→ **WHAT TO PRODUCE**:
Reproduce the records below in full and without edits, omitting images.

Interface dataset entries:
*** Block opens ***
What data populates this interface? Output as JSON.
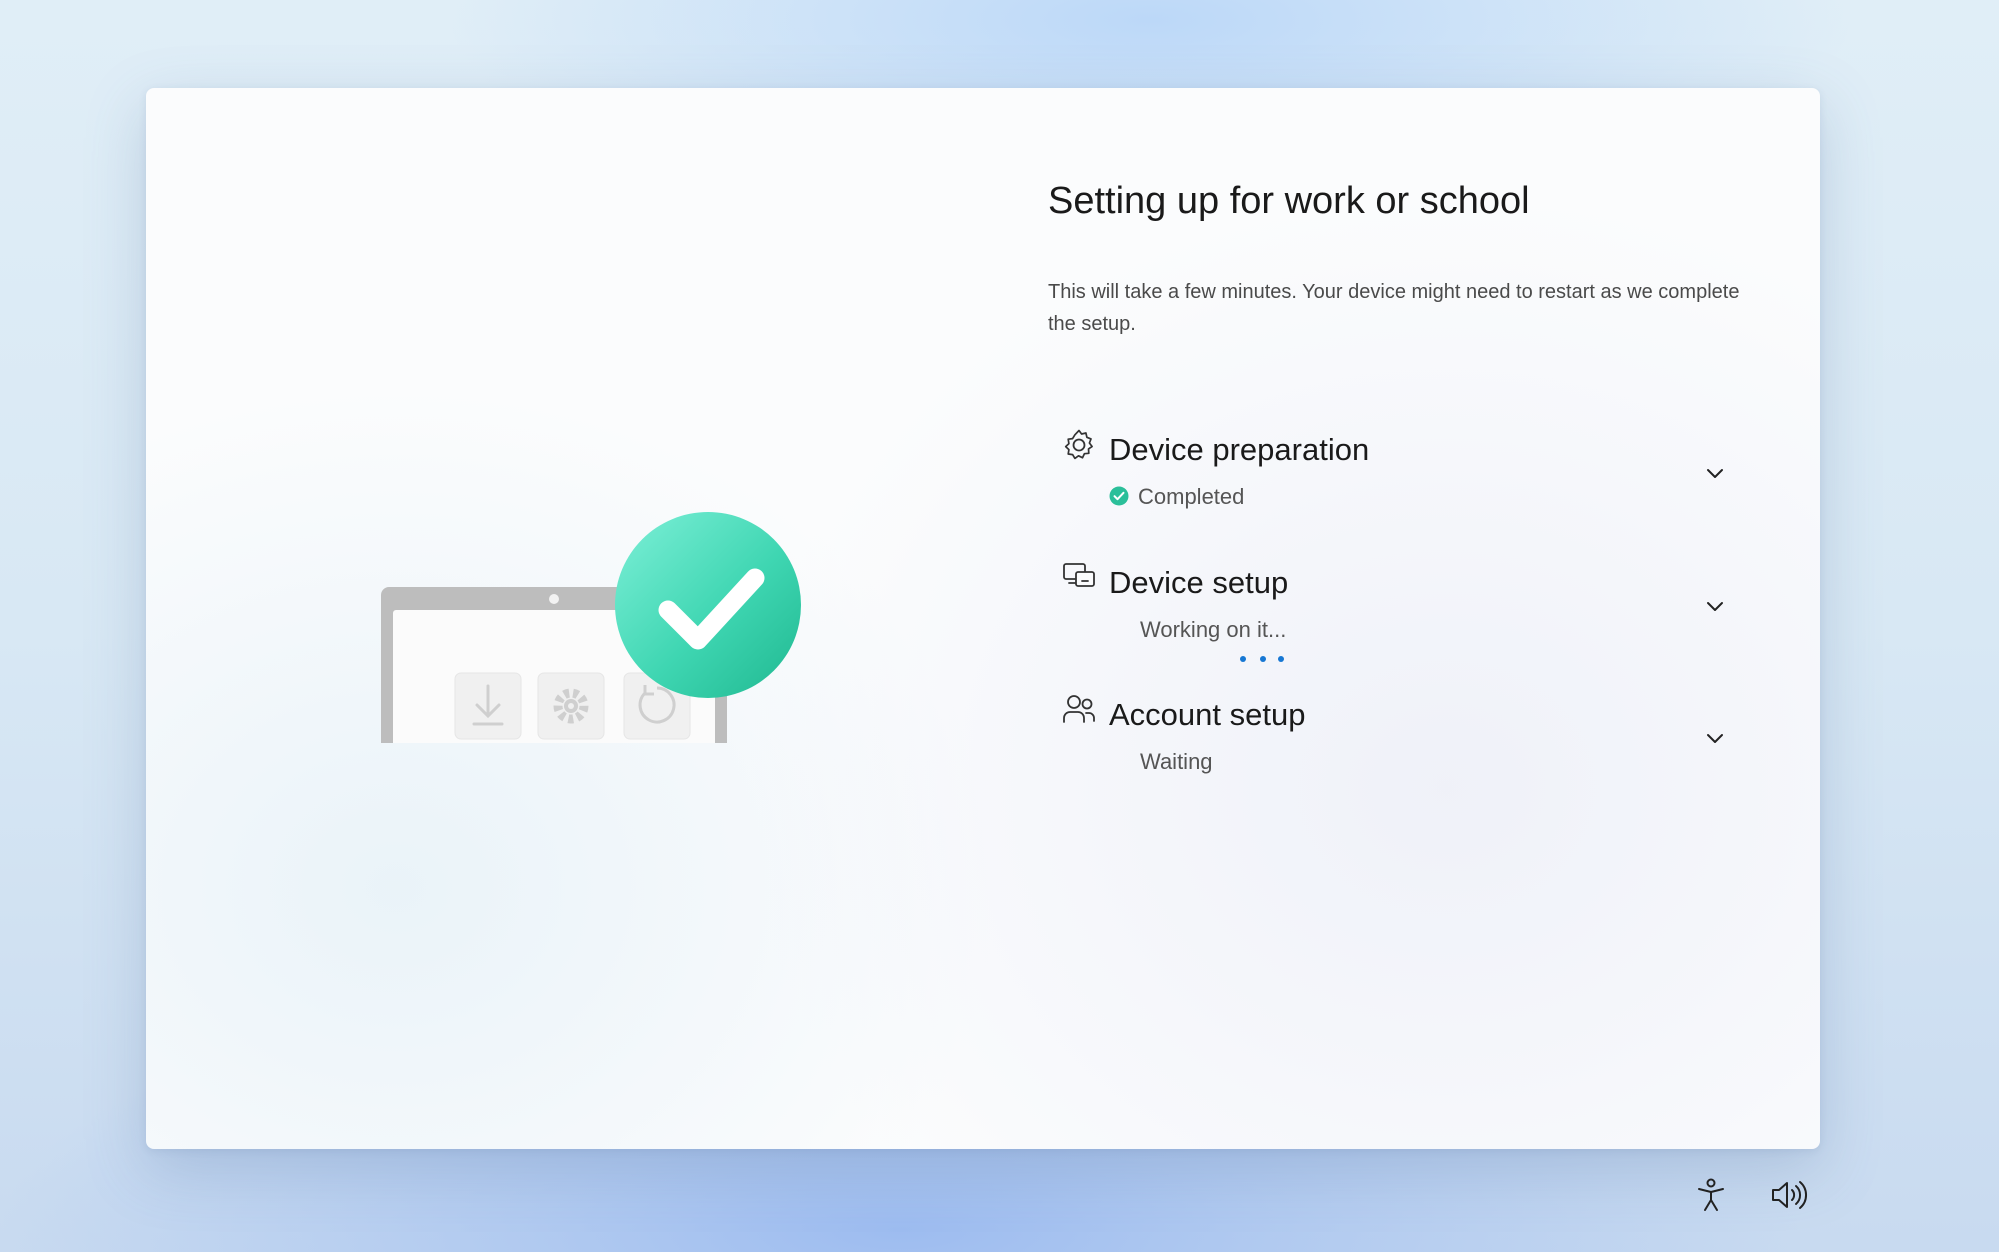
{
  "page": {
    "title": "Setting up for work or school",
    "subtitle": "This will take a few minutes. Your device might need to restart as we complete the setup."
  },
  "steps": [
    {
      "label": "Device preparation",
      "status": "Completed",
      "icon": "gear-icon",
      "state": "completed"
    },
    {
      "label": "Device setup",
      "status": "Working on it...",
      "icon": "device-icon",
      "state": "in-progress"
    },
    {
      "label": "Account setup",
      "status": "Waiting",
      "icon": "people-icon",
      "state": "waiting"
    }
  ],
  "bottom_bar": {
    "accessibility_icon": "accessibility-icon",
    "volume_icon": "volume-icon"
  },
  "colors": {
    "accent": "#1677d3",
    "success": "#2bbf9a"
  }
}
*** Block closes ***
→ **PROBLEM SOLUTION**:
What data populates this interface? Output as JSON.
{
  "page": {
    "title": "Setting up for work or school",
    "subtitle": "This will take a few minutes. Your device might need to restart as we complete the setup."
  },
  "steps": [
    {
      "label": "Device preparation",
      "status": "Completed",
      "icon": "gear-icon",
      "state": "completed"
    },
    {
      "label": "Device setup",
      "status": "Working on it...",
      "icon": "device-icon",
      "state": "in-progress"
    },
    {
      "label": "Account setup",
      "status": "Waiting",
      "icon": "people-icon",
      "state": "waiting"
    }
  ],
  "bottom_bar": {
    "accessibility_icon": "accessibility-icon",
    "volume_icon": "volume-icon"
  },
  "colors": {
    "accent": "#1677d3",
    "success": "#2bbf9a"
  }
}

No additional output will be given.